Every time I go to my favorite Thai restaurant, Thai Elvis, the waitress asks me what level of spice I can handle. And no matter what lowball number I pick, my noodles come out at atomic 10.
Channel that trait for exaggeration into film, and director Wisit Sasantieng serves up Tears of the Black Tiger, a ridiculously rococo concoction that blends Peckinpah westerns with Baz Luhrmann emotionality before neon candy backdrops. In the opening sequence, the Black Tiger (Chartchai Ngamsan), a pouty hired gun with supermodel lips, struts into his enemies’ joint. After mowing down a dozen men with gonzo facial hair, he sets out for his target—a small, shaky man sweating behind a post. Black Tiger, a.k.a. Dum, fires his revolver into the adjacent wall, and the bullet pings around like a pinball before devastating the man’s cranium. After a slo-mo replay titled “Did you catch that!”, Dum leaps on his horse and rides between a butter-cream sky and lavender grass as the theme song weeps about love and moons and heartbreak.
And as the title portends, he cries. A lot. See, his childhood girlfriend Rumpoey (Stella Malucchi) was ripped away from him a decade before for the usual reasons: her wealth, his poverty. As a parting gift, she left him a harmonica. When he blows mournful ballads into it, his fellow assassins tease him, especially blood brother Mahesuan (Supakorn Kitsuwon). In turn, Dum harasses Mahesuan about his penciled-on pencil mustache—hilarious in close-up—and the way his eyes pop open when he draws his gun in anger. Instead, Dum channels his misery into his job, kept busy by boss Fai’s (Sombat Metanee) law that whoever betrays him dies.
Sasantieng’s over-the-top western homage is unapologetically silly. Scenes are punctuated by dramatic thunderclaps and gun-toting midgets riding tiny ponies. Rumpoey’s lipstick changes more often than her facial expression, and when Dum and Mahesuan lose ground in a ranch yard battle against the cops (led by Rumpoey’s fiance), they break out the missile launchers. But Tears of the Black Tiger is also the first Thai film to screen at Cannes—which could reflect less about Thai filmmaking than the Western view that Asian cinema has to be saturated in color and bullets—and it was snapped up by Miramax the day it premiered in 2001.

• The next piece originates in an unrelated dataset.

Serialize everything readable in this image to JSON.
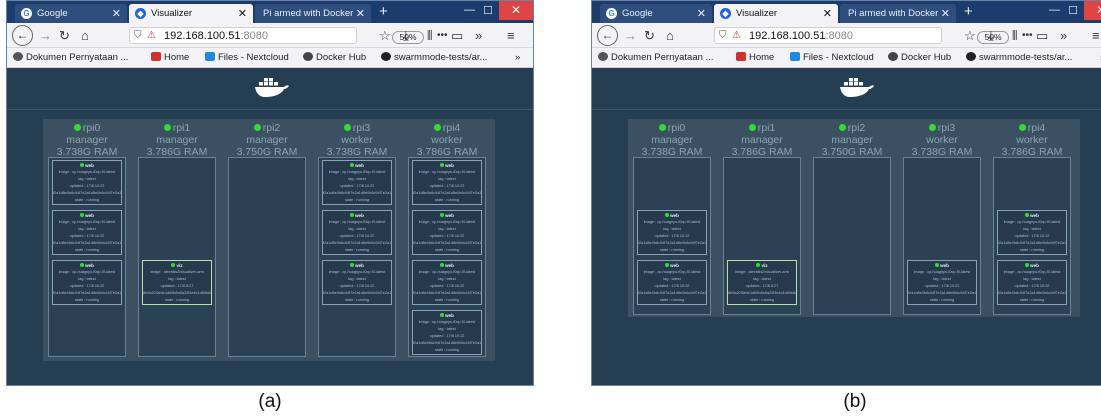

Six years is a long time to shelve a film. Cult film buffs snatched up its overseas DVDs as the buzz grew about this gonzo hyper-color melodrama. Does it measure up? As fine-tuned cinema, absolutely not, but that comparison is absurd. “It’s pure imagination and completely unrealistic,” said Sasantieng; like its painted backdrops, the film is flat and bright and best seen big. Watching—or rather, succumbing to—it requires accepting its alien landscape as though you’re a visitor who just disembarked on Mars. The sights are familiar, but with a twist, like Mahesuan’s black cowboy hat paired with a pink bandanna and lip gloss. But the idea that lingers longest in this goofy delight is that around the globe, we’re all still drawn to the same stories, as though all the tales in the world boil down to revenge and love and honor, not to mention a good horse.